* **Record set**
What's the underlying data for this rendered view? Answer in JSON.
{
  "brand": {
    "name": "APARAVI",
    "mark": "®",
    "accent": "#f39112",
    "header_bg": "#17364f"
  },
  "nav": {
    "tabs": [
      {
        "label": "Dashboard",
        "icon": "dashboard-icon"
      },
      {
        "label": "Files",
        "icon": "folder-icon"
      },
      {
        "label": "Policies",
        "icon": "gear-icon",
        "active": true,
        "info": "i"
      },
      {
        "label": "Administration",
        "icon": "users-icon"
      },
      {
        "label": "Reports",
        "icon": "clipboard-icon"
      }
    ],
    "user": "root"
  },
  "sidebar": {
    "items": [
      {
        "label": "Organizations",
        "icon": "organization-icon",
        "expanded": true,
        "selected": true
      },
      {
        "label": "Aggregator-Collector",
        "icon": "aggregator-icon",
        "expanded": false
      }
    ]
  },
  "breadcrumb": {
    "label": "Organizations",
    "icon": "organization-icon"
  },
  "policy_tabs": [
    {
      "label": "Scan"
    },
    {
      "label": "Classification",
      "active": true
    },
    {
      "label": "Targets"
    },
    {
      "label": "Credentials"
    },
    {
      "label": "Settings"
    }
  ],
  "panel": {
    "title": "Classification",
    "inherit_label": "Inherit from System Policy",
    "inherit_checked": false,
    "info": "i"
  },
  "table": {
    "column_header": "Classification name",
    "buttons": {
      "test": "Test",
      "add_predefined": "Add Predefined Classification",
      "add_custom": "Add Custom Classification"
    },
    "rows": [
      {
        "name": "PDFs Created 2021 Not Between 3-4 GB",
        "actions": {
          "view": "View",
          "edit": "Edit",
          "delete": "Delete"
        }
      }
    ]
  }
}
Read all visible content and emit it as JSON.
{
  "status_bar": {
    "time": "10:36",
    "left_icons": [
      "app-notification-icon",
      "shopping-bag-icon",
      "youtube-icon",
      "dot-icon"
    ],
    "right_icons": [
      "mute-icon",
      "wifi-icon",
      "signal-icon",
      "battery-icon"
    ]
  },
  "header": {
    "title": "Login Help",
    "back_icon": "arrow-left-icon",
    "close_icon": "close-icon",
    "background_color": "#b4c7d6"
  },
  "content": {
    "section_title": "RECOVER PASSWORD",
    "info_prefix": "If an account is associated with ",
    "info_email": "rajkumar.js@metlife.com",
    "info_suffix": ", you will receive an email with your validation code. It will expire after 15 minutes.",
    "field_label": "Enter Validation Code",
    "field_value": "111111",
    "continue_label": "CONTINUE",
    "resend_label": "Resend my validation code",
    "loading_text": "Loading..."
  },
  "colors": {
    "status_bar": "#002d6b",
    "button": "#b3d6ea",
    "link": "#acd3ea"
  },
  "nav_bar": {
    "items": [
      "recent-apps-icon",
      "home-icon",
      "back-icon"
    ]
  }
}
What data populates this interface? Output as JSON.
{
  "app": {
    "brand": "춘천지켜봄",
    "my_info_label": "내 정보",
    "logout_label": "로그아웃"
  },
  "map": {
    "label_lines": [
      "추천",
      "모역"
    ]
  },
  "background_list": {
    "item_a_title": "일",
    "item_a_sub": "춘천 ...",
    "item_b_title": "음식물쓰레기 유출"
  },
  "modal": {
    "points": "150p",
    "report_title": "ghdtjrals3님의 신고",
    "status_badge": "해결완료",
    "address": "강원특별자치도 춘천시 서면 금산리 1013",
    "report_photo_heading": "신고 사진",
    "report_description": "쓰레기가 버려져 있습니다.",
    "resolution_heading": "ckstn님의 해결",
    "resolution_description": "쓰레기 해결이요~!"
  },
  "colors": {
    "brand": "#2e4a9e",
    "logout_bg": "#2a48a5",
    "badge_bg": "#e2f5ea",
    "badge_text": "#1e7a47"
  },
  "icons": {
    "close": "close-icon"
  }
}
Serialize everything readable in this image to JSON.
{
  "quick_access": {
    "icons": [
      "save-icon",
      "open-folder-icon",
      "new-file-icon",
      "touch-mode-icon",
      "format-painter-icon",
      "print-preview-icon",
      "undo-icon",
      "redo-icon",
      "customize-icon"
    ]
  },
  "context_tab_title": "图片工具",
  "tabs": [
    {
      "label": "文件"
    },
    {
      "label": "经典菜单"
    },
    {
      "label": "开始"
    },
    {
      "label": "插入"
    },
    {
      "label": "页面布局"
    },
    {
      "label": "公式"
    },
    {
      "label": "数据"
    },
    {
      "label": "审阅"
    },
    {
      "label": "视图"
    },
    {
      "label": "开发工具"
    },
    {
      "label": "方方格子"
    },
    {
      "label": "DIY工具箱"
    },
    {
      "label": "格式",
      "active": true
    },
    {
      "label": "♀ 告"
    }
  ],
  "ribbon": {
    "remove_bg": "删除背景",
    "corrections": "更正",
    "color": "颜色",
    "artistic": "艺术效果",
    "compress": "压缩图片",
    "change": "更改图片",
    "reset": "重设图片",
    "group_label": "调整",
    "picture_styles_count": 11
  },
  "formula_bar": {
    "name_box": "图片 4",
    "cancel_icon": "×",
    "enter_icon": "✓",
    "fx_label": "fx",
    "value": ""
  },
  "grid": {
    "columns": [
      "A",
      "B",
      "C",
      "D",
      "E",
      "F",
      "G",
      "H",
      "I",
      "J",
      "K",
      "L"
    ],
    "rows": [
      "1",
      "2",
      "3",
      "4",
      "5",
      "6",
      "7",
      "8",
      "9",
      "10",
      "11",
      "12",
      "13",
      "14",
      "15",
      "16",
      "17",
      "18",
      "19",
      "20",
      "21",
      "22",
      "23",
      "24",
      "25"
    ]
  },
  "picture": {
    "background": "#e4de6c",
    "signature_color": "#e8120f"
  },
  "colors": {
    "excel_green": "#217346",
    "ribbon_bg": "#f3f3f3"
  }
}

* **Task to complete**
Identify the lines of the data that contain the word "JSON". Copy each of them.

* **Exercise answer**
What's the underlying data for this rendered view? Answer in JSON.
Read all visible content and emit it as JSON.
What data populates this interface? Output as JSON.
Serialize everything readable in this image to JSON.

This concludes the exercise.